The Chinese Must Go begins in the 1850s, before federal border control established strict divisions between citizens and aliens. Across decades of felling trees and laying tracks in the American West, Chinese workers faced escalating racial conflict and unrest. In response, Congress passed the Chinese Restriction Act of 1882 and made its first attempt to bar immigrants based on race and class. When this unprecedented experiment in federal border control failed to slow Chinese migration, vigilantes attempted to take the matter into their own hands. Fearing the spread of mob violence, U.S. policymakers redoubled their efforts to keep the Chinese out, overhauling U.S. immigration law and transforming diplomatic relations with China.

By locating the origins of the modern American alien in this violent era, Lew-Williams recasts the significance of Chinese exclusion in U.S. history. As The Chinese Must Go makes clear, anti-Chinese law and violence continues to have consequences for today’s immigrants. The present resurgence of xenophobia builds mightily upon past fears of the “heathen Chinaman.”

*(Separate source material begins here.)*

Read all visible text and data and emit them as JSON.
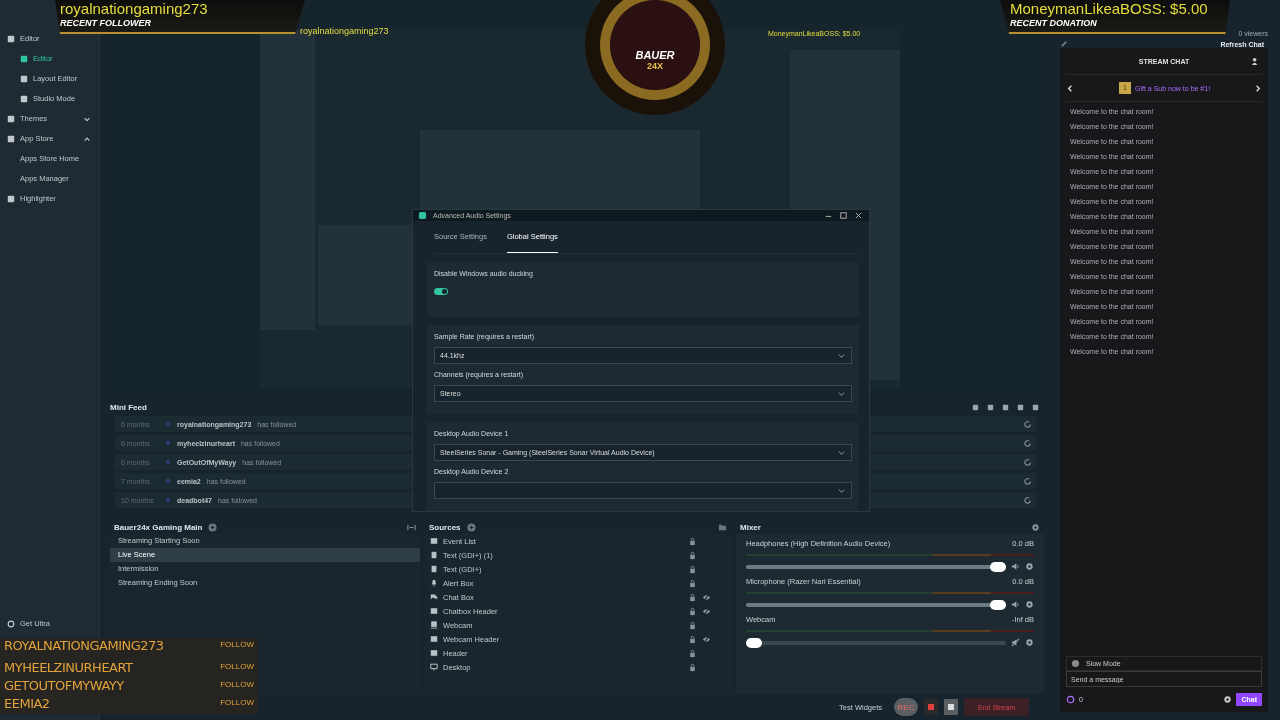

Beth Lew-Williams is Assistant Professor of History at Princeton University.

“With scrupulous research and conceptual boldness, Lew-Williams applies the nuances of a ‘scalar’ lens to contrast anti-Chinese campaigns at local, regional, and national levels, producing a social history that significantly remakes the well-established chronology of Chinese exclusion by highlighting the role of anti-Chinese violence and vigilantism in advancing immigration controls on the Chinese from goals of restriction to exclusion.”—Madeline Y. Hsu, author of Asian American History: A Very Short Introduction

“The Chinese Must Go presents a powerful argument about racial violence that could not be more timely. It shows why nineteenth-century pogroms against the Chinese in the American West resonate today. White nationalists targeted Chinese immigrants as threats to their homes and jobs and blamed the American government for failing to seal the borders.”—Richard White, author of The Republic for Which It Stands: The United States during Reconstruction and the Gilded Age, 1865–1896

“Moving seamlessly from the local to the international, The Chinese Must Go offers a riveting, beautifully written new account of Chinese exclusion, one that foregrounds Chinese voices and experiences. A timely and important contribution to our understanding of immigration and the border.”—Karl Jacoby, Columbia University

Table of Contents

Introduction: The Violence of Exclusion
Part 1: Restriction
1. The Chinese Question
2. Experiments in Restriction
Part 2: Violence
3. The Banished
4. The People
5. The Loyal
Part 3: Exclusion
6. The Exclusion Consensus
7. Afterlives under Exclusion
Epilogue: The Modern American Alien
Appendix A: Sites of Anti-Chinese Expulsions and Attempted Expulsions, 1885–1887
Appendix B: Chinese Immigration to the United States, 1850–1904